  • questionAnswered(question): This function is called whenever a student answers a question. It gets as a parameter the question as an instance of JSXaal.Question.
  • annotationAdded(annotation): This function is called whenever a students adds an annotation to the animation.

So, a simple example of doing this is:

Event.observe(window, 'load', function() {
  viewer = new JSXaalViewer("animation", {}, {fileUrl: "xaal-interaction-demo.xml"});
  MyServerInterface = Class.create({
    annotationAdded: function(annotation){
      // handle the annotation
    },
    questionAnswered: function(question){
      // handle the question
    }
  });
  viewer.setServerInterface(new MyServerInterface());
});

What you do with the annotation and question is completely up to you. One possible way is to store the complete XAAL animation on the server, as the question response and the annotation are added to the current animation.

JSXaal Goes Open Source

Update (March 2012): The JSXaal project is not actively worked on anymore. See JSAV for a JavaScript algorithm visualization framework.

JSXaal viewer, the JavaScript viewer for XAAL animations is now an open source project at Google Code. You can find the project here.

Getting Started

First of all, make sure to check the brief introduction to XAAL. Then follow the three simple steps below.

Step 1: Check out the source

To checkout the source code, you will need Subversion installed. Then you can checkout the code by typing: svn checkout http://jsxaal.googlecode.com/svn/trunk/ jsxaal-read-only

Step 2: Play with the Example

The directory that you just checked out includes an example in doc/example.html (imaginative naming, don't you think?). You can also view the example online. What you should see when opening that file is something like the image below. The controls for the animation should be quite self-evident: forward moves you forward and backward one step backward.
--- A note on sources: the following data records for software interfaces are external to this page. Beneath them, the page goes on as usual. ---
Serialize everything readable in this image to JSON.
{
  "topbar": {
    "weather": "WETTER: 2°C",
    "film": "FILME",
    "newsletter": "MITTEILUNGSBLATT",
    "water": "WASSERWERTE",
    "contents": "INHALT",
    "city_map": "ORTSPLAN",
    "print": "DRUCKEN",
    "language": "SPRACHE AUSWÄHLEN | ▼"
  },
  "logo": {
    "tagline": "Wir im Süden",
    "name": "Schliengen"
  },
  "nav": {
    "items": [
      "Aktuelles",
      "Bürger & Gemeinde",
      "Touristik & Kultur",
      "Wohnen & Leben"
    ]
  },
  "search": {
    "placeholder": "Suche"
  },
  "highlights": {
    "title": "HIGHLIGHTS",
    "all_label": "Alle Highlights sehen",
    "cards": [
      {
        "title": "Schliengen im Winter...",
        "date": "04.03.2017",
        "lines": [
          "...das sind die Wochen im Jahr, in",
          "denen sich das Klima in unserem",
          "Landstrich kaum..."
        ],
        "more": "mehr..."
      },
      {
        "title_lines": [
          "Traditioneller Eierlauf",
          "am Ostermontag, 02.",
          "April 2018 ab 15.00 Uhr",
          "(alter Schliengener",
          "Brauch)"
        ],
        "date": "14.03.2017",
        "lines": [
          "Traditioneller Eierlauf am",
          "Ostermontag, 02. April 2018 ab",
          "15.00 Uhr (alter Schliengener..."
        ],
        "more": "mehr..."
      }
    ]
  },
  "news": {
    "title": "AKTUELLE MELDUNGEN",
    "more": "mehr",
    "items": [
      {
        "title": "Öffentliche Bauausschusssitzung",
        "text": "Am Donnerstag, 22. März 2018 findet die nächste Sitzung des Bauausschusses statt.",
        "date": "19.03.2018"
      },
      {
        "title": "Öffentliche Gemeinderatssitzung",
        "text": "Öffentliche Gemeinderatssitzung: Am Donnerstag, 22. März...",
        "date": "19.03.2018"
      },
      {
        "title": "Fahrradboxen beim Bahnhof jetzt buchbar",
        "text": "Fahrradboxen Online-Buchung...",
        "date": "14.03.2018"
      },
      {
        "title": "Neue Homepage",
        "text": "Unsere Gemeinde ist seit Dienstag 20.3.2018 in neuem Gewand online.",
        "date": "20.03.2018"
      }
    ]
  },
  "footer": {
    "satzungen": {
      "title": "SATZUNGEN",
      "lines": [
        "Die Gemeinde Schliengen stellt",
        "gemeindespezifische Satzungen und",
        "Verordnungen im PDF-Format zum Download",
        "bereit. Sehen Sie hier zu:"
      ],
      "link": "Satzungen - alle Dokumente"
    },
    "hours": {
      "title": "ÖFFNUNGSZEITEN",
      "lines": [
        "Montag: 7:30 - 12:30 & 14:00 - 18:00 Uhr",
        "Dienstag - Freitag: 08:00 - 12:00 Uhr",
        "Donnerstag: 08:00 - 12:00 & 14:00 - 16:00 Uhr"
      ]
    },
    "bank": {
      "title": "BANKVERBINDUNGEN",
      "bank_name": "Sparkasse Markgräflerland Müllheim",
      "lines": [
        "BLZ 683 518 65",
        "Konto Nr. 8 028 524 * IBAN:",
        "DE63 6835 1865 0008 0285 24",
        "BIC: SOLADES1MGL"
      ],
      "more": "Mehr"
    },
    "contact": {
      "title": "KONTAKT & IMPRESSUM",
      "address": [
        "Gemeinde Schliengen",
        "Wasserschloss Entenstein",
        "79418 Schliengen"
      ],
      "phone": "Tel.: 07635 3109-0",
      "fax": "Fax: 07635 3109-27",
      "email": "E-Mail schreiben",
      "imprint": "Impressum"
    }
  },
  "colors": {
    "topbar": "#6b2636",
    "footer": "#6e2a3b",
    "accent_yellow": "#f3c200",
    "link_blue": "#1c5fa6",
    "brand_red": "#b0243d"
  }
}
JSXaal Viewer Example

JSXaal Viewer Example

Step 3: Modify the XAAL document

The example loads the XAAL file doc/example.xml. Try modifying it by, for example, changing the positions or colors of the objects. You can also add new objects or animation effects according to the XAAL specification. Note, that the viewer does not support the whole specification yet.

My article "Seamless Merging of Hypertext and Algorithm Animation" in TOCE

My article "Seamless Merging of Hypertext and Algorithm Animation" was finally published in ACM Transactions on Computing Education (TOCE) in volume 9, issue 2 (in ACM digital library). The abstract of the article:

Online learning material that students use by themselves is one of the typical usages of algorithm animation (AA). Thus, the integration of algorithm animations into hypertext is seen as an important topic today to promote the usage of algorithm animation in teaching. This article presents an algorithm animation viewer implemented purely using HTML and JavaScript. The viewer is capable of viewing animations in Xaal (eXtensible Algorithm Animation Language), a language designed to allow easy transformation of AAs between various formats. This solution is extremely suited for use in hypertext learning material due to the advanced interaction possibilities between learning material (HTML) and the animation.

I'll try to post some demos of the viewer soon. Below is a picture explaining the main parts of the viewer.

JSXaal viewer
JSXaal viewer